Inheritance in Object Oriented Programming (OOP) means that you create a new class by extending an existing class. For example, suppose we have a class Shape with the attribute position. Then we can create a new class Circle by taking Shape and extending it by a new attribute center: Read the rest of this entry »
Archive for the ‘computer science’ Category
Posted by Ed on April 23, 2016
Posted by Ed on March 26, 2016
Have you ever wanted to try Linux? Here is how you can do it, and all you need is a USB memory stick. Read the rest of this entry »
Posted by Ed on February 7, 2016
Here are some nice github tutorials: Read the rest of this entry »
Posted by Ed on April 24, 2015
Check out this interesting article by Constantine Lignos called Anti-Patterns in Python Programming. It demonstrates with several examples how you should write code in Python.
Posted by Ed on April 23, 2015
Here is the best way to read a file line by line in Python 3.4: Read the rest of this entry »
Posted by Ed on April 22, 2015
In this blog post I will explain how generators are used in Python 3.4. Read the rest of this entry »
Posted by Ed on September 18, 2014

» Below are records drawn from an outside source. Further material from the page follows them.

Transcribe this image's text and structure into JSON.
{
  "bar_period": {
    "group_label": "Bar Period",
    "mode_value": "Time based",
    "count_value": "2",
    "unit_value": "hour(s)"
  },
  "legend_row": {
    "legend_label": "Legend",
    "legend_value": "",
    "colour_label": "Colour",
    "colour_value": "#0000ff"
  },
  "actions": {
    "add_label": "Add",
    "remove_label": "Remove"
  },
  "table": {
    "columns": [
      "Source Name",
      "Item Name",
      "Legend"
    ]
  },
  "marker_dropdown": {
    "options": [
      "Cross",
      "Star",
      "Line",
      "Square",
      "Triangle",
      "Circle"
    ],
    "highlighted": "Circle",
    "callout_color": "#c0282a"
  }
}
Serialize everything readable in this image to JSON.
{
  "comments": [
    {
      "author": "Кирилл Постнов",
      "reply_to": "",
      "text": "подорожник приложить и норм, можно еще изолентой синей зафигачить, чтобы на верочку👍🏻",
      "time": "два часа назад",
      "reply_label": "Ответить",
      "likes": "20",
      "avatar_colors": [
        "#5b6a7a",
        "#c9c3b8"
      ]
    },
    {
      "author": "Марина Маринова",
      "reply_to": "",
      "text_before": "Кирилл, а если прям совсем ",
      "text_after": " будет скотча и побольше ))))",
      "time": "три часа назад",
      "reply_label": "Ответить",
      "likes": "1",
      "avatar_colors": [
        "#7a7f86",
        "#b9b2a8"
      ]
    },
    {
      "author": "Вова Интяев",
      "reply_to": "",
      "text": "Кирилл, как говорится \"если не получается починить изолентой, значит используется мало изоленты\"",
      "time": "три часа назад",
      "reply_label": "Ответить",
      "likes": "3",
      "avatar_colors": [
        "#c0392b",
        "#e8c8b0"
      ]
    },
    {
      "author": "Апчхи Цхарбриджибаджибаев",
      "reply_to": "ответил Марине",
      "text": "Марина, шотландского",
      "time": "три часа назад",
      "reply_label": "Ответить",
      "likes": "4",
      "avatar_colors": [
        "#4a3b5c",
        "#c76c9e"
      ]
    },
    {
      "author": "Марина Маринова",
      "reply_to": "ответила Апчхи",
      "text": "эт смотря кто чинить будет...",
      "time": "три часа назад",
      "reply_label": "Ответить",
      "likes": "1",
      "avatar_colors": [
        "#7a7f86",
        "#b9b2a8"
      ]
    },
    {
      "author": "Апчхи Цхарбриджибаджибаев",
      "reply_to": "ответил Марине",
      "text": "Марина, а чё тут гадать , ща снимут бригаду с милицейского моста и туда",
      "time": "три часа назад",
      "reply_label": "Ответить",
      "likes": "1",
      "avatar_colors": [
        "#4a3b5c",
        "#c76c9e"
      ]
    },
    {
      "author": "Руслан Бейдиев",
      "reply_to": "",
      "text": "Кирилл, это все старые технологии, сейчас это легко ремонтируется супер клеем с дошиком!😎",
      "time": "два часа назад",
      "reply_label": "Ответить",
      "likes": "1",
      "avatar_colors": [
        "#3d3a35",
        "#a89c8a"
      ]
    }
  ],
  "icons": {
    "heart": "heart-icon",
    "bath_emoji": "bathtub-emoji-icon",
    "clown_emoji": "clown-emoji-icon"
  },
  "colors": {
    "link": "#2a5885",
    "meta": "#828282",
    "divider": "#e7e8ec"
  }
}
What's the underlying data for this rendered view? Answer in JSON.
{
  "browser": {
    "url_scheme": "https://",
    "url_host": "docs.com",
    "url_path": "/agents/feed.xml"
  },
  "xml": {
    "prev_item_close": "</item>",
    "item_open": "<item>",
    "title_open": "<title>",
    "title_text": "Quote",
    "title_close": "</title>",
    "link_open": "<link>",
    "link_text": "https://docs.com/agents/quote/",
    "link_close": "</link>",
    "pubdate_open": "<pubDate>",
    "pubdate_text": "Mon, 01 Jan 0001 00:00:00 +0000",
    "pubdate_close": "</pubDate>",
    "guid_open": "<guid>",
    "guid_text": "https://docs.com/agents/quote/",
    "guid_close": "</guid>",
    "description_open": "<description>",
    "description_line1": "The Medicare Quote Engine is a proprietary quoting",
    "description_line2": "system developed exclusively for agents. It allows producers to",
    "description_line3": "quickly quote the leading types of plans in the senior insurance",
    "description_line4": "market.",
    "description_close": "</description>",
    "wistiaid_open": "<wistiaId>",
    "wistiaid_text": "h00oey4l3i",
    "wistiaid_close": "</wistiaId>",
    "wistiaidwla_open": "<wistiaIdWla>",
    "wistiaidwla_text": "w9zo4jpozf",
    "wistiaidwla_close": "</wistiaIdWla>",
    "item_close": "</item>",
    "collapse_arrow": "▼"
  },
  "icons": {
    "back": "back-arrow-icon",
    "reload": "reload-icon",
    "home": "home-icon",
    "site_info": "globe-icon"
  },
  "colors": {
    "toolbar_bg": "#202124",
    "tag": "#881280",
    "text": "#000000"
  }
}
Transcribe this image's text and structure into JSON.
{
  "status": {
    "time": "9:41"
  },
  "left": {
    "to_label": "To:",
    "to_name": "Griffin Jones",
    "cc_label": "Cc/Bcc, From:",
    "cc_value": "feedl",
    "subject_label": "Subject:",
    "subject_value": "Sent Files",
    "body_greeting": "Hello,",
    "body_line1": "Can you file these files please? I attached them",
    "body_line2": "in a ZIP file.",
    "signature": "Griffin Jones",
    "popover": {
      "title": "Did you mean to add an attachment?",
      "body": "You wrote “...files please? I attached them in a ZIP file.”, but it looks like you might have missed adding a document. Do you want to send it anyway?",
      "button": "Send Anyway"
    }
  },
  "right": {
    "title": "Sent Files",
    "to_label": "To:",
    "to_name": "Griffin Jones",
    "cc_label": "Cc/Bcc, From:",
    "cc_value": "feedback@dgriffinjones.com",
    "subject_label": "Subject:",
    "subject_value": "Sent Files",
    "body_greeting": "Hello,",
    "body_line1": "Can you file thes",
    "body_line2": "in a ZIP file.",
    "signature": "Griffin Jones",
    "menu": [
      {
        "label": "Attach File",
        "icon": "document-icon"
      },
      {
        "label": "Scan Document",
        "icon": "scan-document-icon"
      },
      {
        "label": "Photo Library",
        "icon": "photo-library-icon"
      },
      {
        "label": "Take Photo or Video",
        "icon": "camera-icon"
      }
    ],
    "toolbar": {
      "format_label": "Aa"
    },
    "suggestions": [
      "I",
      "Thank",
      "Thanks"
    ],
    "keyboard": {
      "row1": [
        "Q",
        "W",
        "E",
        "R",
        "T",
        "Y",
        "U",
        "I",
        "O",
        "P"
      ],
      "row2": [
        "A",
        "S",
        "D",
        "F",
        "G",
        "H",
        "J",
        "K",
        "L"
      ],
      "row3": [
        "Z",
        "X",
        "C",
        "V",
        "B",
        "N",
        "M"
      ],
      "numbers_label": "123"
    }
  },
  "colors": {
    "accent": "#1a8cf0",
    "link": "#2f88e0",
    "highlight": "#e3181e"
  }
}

Here is a wonderful talk by Raymond Hettinger with the title Transforming Code into Beautiful, Idiomatic Python
His Twitter where he regularly posts short Python code.
Posted by Ed on August 29, 2013
Here is a great C programming tutorial by Adam. It’s currently made up of 87 videos where each video lasts for 5-10 minutes. I really like the drawings that illustrate what is going on in the memory.
I went through the tutorial by watching and simultaenously copying the source code. And before I would go to the next video I recreated the code from memory which I found best to learn the concepts.
Posted by Ed on April 2, 2013
Pythontutor is a website that lets you visualize your Python code.
For instance, type the following Python code into the window:
x = [1, 2, 3] # reference to the object that x points to y = x # create a copy of the list [1,2,3] and store its address at z z = x[:] # create a copy of the list [1,2,3] and store its address at z a = x.copy() # reference to the object that z points to a = z
Then, change from Python 2.7 to Python 3.3 in the drop down menu below the window and click the button Visualize Execution.
Click on forward to process the code and observe how the graphics changes on the right.
Pretty neat, isn’t it!
You can also change some settings such as choosing between Python 2.7 and Python 3.3 and using the address id instead of the arrows.
Change the following settings:
inline primitives and nested object -> render all objects on the heap
draw references using arrows -> use text labels for references
Then, paste the following code into the window:
myString = "hello" # observe how the id changes myString += " world" print(myString)
Observe how the id changes if you try to append the string
" world" to
That is because strings are immutable in Python such that Python first creates the new string object
The addess of this new object is then assigned to the reference